Return each record word for word and omit the pictures.

----

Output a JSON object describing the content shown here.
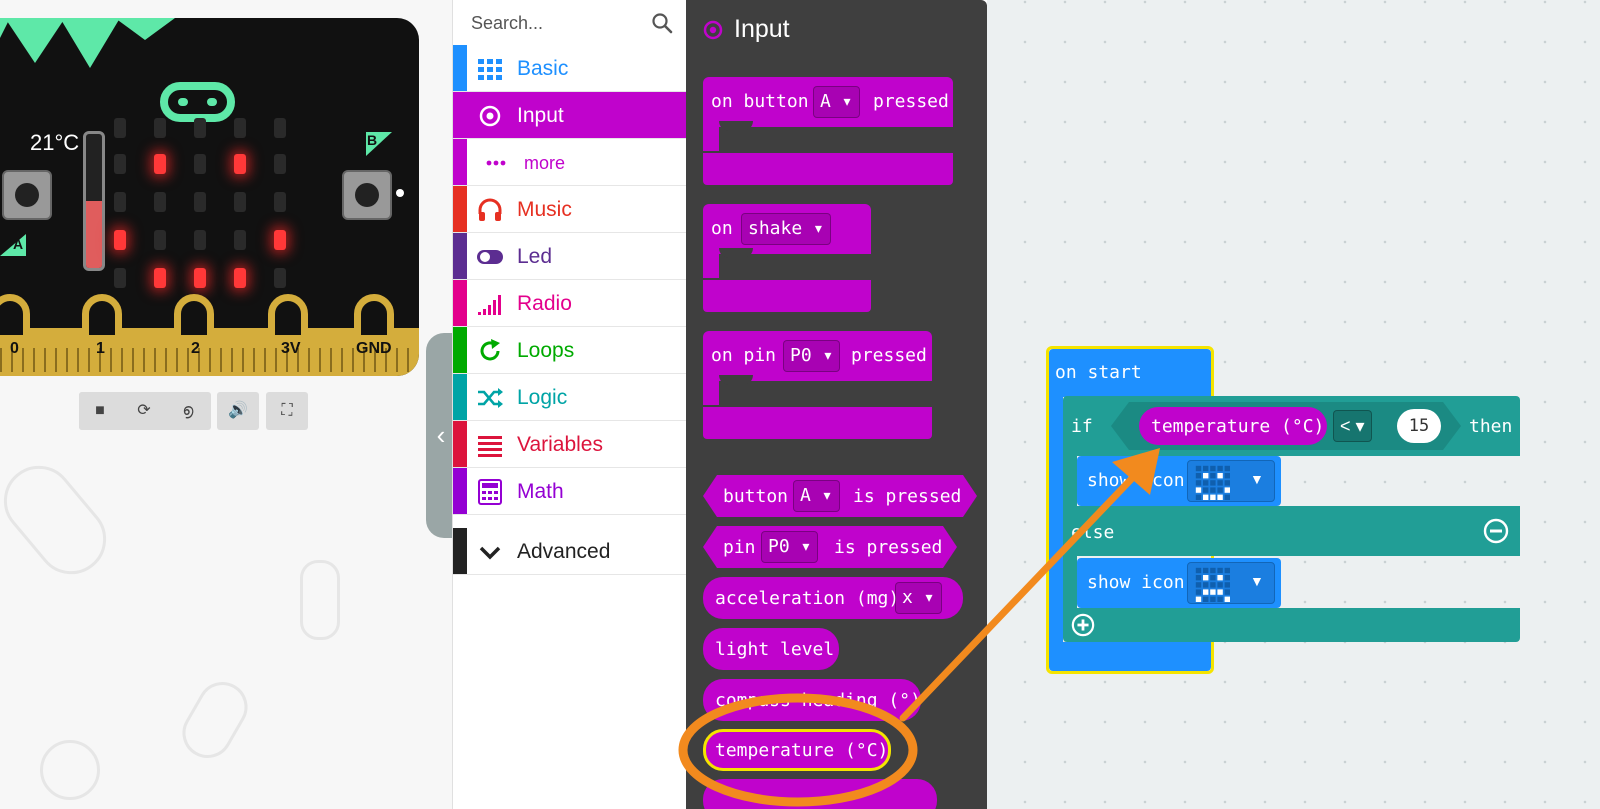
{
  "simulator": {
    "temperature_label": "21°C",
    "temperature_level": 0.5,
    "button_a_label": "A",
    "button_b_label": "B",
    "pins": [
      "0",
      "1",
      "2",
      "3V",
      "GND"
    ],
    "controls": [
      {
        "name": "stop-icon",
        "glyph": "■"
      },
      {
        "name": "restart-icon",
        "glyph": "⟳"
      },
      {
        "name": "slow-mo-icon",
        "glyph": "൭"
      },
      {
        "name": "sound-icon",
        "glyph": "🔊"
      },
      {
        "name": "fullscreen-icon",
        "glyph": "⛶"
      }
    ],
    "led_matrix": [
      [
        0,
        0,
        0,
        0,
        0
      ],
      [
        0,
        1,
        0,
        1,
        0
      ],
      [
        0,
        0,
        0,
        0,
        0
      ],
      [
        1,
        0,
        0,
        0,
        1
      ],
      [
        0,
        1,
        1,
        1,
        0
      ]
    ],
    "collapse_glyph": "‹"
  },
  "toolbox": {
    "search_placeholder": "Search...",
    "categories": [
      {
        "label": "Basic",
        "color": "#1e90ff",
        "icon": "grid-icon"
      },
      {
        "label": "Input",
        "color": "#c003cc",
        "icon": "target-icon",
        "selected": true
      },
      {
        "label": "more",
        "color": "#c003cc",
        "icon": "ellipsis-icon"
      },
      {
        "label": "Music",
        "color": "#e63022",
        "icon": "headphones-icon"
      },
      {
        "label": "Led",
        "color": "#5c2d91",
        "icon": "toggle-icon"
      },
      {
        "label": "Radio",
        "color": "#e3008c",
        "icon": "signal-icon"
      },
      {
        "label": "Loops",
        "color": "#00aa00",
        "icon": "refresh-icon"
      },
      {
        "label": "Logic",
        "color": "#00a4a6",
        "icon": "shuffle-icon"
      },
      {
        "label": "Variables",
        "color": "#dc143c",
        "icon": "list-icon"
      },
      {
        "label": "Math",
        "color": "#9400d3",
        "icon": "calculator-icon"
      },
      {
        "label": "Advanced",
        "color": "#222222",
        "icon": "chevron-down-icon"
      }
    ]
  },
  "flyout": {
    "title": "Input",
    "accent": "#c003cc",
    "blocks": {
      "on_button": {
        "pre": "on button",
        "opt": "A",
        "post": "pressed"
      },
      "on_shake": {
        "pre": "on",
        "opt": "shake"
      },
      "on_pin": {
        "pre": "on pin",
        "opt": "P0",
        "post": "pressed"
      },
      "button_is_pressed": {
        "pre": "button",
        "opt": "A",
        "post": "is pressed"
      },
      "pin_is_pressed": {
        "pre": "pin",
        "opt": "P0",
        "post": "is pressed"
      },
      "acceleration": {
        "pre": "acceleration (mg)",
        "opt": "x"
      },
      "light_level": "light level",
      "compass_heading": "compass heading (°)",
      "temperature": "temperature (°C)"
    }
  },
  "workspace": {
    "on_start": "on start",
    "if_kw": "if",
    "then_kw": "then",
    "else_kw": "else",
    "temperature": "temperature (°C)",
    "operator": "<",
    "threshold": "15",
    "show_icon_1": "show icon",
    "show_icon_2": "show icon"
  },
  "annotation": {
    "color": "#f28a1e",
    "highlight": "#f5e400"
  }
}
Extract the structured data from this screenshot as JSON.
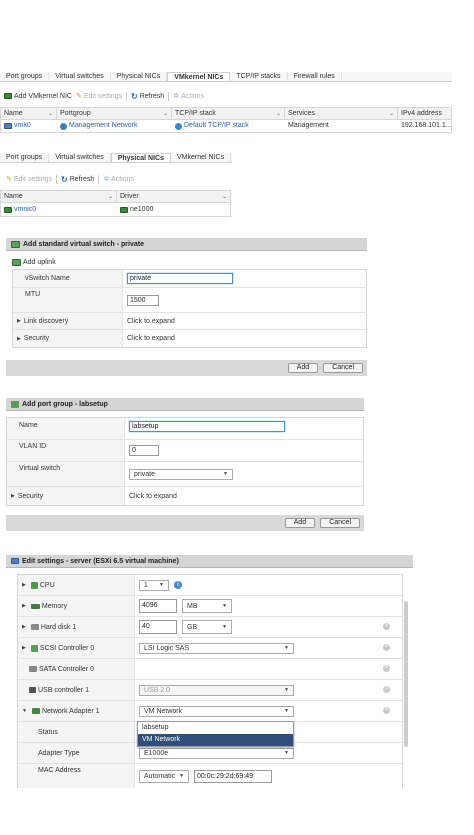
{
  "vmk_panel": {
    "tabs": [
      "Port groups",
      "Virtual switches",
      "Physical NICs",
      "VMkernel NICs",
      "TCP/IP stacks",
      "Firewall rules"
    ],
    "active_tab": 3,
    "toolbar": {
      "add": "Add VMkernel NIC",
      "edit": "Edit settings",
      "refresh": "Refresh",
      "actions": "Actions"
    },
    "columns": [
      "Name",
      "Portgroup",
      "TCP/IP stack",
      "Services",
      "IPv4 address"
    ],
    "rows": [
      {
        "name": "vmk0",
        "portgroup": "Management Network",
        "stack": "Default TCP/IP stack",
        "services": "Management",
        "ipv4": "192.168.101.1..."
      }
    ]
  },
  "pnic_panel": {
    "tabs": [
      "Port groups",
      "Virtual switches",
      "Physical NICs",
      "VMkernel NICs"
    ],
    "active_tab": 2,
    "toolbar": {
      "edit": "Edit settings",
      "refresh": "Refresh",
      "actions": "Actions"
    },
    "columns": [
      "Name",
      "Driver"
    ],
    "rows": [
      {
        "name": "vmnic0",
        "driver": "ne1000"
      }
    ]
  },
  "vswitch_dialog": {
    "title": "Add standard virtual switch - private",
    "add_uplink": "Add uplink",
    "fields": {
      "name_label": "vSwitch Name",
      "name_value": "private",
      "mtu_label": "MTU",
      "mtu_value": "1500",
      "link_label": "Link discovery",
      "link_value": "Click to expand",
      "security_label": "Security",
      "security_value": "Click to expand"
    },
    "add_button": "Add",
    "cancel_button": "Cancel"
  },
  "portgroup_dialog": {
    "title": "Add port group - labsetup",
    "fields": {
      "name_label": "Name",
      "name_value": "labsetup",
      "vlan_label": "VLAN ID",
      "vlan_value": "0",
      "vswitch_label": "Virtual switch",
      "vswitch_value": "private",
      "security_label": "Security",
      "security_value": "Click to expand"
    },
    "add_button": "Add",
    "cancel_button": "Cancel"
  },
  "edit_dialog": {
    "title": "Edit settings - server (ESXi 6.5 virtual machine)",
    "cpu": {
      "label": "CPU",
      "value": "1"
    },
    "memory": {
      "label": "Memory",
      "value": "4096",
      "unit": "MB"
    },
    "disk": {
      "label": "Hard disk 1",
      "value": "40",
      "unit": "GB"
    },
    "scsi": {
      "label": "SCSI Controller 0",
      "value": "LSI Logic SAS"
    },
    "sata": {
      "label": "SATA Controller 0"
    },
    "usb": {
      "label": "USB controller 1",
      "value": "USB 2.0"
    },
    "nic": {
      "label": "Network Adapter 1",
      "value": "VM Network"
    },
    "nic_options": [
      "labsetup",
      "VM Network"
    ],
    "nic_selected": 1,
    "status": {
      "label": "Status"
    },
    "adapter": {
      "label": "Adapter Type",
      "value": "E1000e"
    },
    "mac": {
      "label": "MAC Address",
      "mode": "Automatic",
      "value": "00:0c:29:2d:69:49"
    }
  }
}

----

→ Solution:
Output a JSON object describing the content shown here.
{
  "simulator": {
    "temperature_label": "21°C",
    "temperature_level": 0.5,
    "button_a_label": "A",
    "button_b_label": "B",
    "pins": [
      "0",
      "1",
      "2",
      "3V",
      "GND"
    ],
    "controls": [
      {
        "name": "stop-icon",
        "glyph": "■"
      },
      {
        "name": "restart-icon",
        "glyph": "⟳"
      },
      {
        "name": "slow-mo-icon",
        "glyph": "൭"
      },
      {
        "name": "sound-icon",
        "glyph": "🔊"
      },
      {
        "name": "fullscreen-icon",
        "glyph": "⛶"
      }
    ],
    "led_matrix": [
      [
        0,
        0,
        0,
        0,
        0
      ],
      [
        0,
        1,
        0,
        1,
        0
      ],
      [
        0,
        0,
        0,
        0,
        0
      ],
      [
        1,
        0,
        0,
        0,
        1
      ],
      [
        0,
        1,
        1,
        1,
        0
      ]
    ],
    "collapse_glyph": "‹"
  },
  "toolbox": {
    "search_placeholder": "Search...",
    "categories": [
      {
        "label": "Basic",
        "color": "#1e90ff",
        "icon": "grid-icon"
      },
      {
        "label": "Input",
        "color": "#c003cc",
        "icon": "target-icon",
        "selected": true
      },
      {
        "label": "more",
        "color": "#c003cc",
        "icon": "ellipsis-icon"
      },
      {
        "label": "Music",
        "color": "#e63022",
        "icon": "headphones-icon"
      },
      {
        "label": "Led",
        "color": "#5c2d91",
        "icon": "toggle-icon"
      },
      {
        "label": "Radio",
        "color": "#e3008c",
        "icon": "signal-icon"
      },
      {
        "label": "Loops",
        "color": "#00aa00",
        "icon": "refresh-icon"
      },
      {
        "label": "Logic",
        "color": "#00a4a6",
        "icon": "shuffle-icon"
      },
      {
        "label": "Variables",
        "color": "#dc143c",
        "icon": "list-icon"
      },
      {
        "label": "Math",
        "color": "#9400d3",
        "icon": "calculator-icon"
      },
      {
        "label": "Advanced",
        "color": "#222222",
        "icon": "chevron-down-icon"
      }
    ]
  },
  "flyout": {
    "title": "Input",
    "accent": "#c003cc",
    "blocks": {
      "on_button": {
        "pre": "on button",
        "opt": "A",
        "post": "pressed"
      },
      "on_shake": {
        "pre": "on",
        "opt": "shake"
      },
      "on_pin": {
        "pre": "on pin",
        "opt": "P0",
        "post": "pressed"
      },
      "button_is_pressed": {
        "pre": "button",
        "opt": "A",
        "post": "is pressed"
      },
      "pin_is_pressed": {
        "pre": "pin",
        "opt": "P0",
        "post": "is pressed"
      },
      "acceleration": {
        "pre": "acceleration (mg)",
        "opt": "x"
      },
      "light_level": "light level",
      "compass_heading": "compass heading (°)",
      "temperature": "temperature (°C)"
    }
  },
  "workspace": {
    "on_start": "on start",
    "if_kw": "if",
    "then_kw": "then",
    "else_kw": "else",
    "temperature": "temperature (°C)",
    "operator": "<",
    "threshold": "15",
    "show_icon_1": "show icon",
    "show_icon_2": "show icon"
  },
  "annotation": {
    "color": "#f28a1e",
    "highlight": "#f5e400"
  }
}
Extract the structured data from this screenshot as JSON.
{
  "vmk_panel": {
    "tabs": [
      "Port groups",
      "Virtual switches",
      "Physical NICs",
      "VMkernel NICs",
      "TCP/IP stacks",
      "Firewall rules"
    ],
    "active_tab": 3,
    "toolbar": {
      "add": "Add VMkernel NIC",
      "edit": "Edit settings",
      "refresh": "Refresh",
      "actions": "Actions"
    },
    "columns": [
      "Name",
      "Portgroup",
      "TCP/IP stack",
      "Services",
      "IPv4 address"
    ],
    "rows": [
      {
        "name": "vmk0",
        "portgroup": "Management Network",
        "stack": "Default TCP/IP stack",
        "services": "Management",
        "ipv4": "192.168.101.1..."
      }
    ]
  },
  "pnic_panel": {
    "tabs": [
      "Port groups",
      "Virtual switches",
      "Physical NICs",
      "VMkernel NICs"
    ],
    "active_tab": 2,
    "toolbar": {
      "edit": "Edit settings",
      "refresh": "Refresh",
      "actions": "Actions"
    },
    "columns": [
      "Name",
      "Driver"
    ],
    "rows": [
      {
        "name": "vmnic0",
        "driver": "ne1000"
      }
    ]
  },
  "vswitch_dialog": {
    "title": "Add standard virtual switch - private",
    "add_uplink": "Add uplink",
    "fields": {
      "name_label": "vSwitch Name",
      "name_value": "private",
      "mtu_label": "MTU",
      "mtu_value": "1500",
      "link_label": "Link discovery",
      "link_value": "Click to expand",
      "security_label": "Security",
      "security_value": "Click to expand"
    },
    "add_button": "Add",
    "cancel_button": "Cancel"
  },
  "portgroup_dialog": {
    "title": "Add port group - labsetup",
    "fields": {
      "name_label": "Name",
      "name_value": "labsetup",
      "vlan_label": "VLAN ID",
      "vlan_value": "0",
      "vswitch_label": "Virtual switch",
      "vswitch_value": "private",
      "security_label": "Security",
      "security_value": "Click to expand"
    },
    "add_button": "Add",
    "cancel_button": "Cancel"
  },
  "edit_dialog": {
    "title": "Edit settings - server (ESXi 6.5 virtual machine)",
    "cpu": {
      "label": "CPU",
      "value": "1"
    },
    "memory": {
      "label": "Memory",
      "value": "4096",
      "unit": "MB"
    },
    "disk": {
      "label": "Hard disk 1",
      "value": "40",
      "unit": "GB"
    },
    "scsi": {
      "label": "SCSI Controller 0",
      "value": "LSI Logic SAS"
    },
    "sata": {
      "label": "SATA Controller 0"
    },
    "usb": {
      "label": "USB controller 1",
      "value": "USB 2.0"
    },
    "nic": {
      "label": "Network Adapter 1",
      "value": "VM Network"
    },
    "nic_options": [
      "labsetup",
      "VM Network"
    ],
    "nic_selected": 1,
    "status": {
      "label": "Status"
    },
    "adapter": {
      "label": "Adapter Type",
      "value": "E1000e"
    },
    "mac": {
      "label": "MAC Address",
      "mode": "Automatic",
      "value": "00:0c:29:2d:69:49"
    }
  }
}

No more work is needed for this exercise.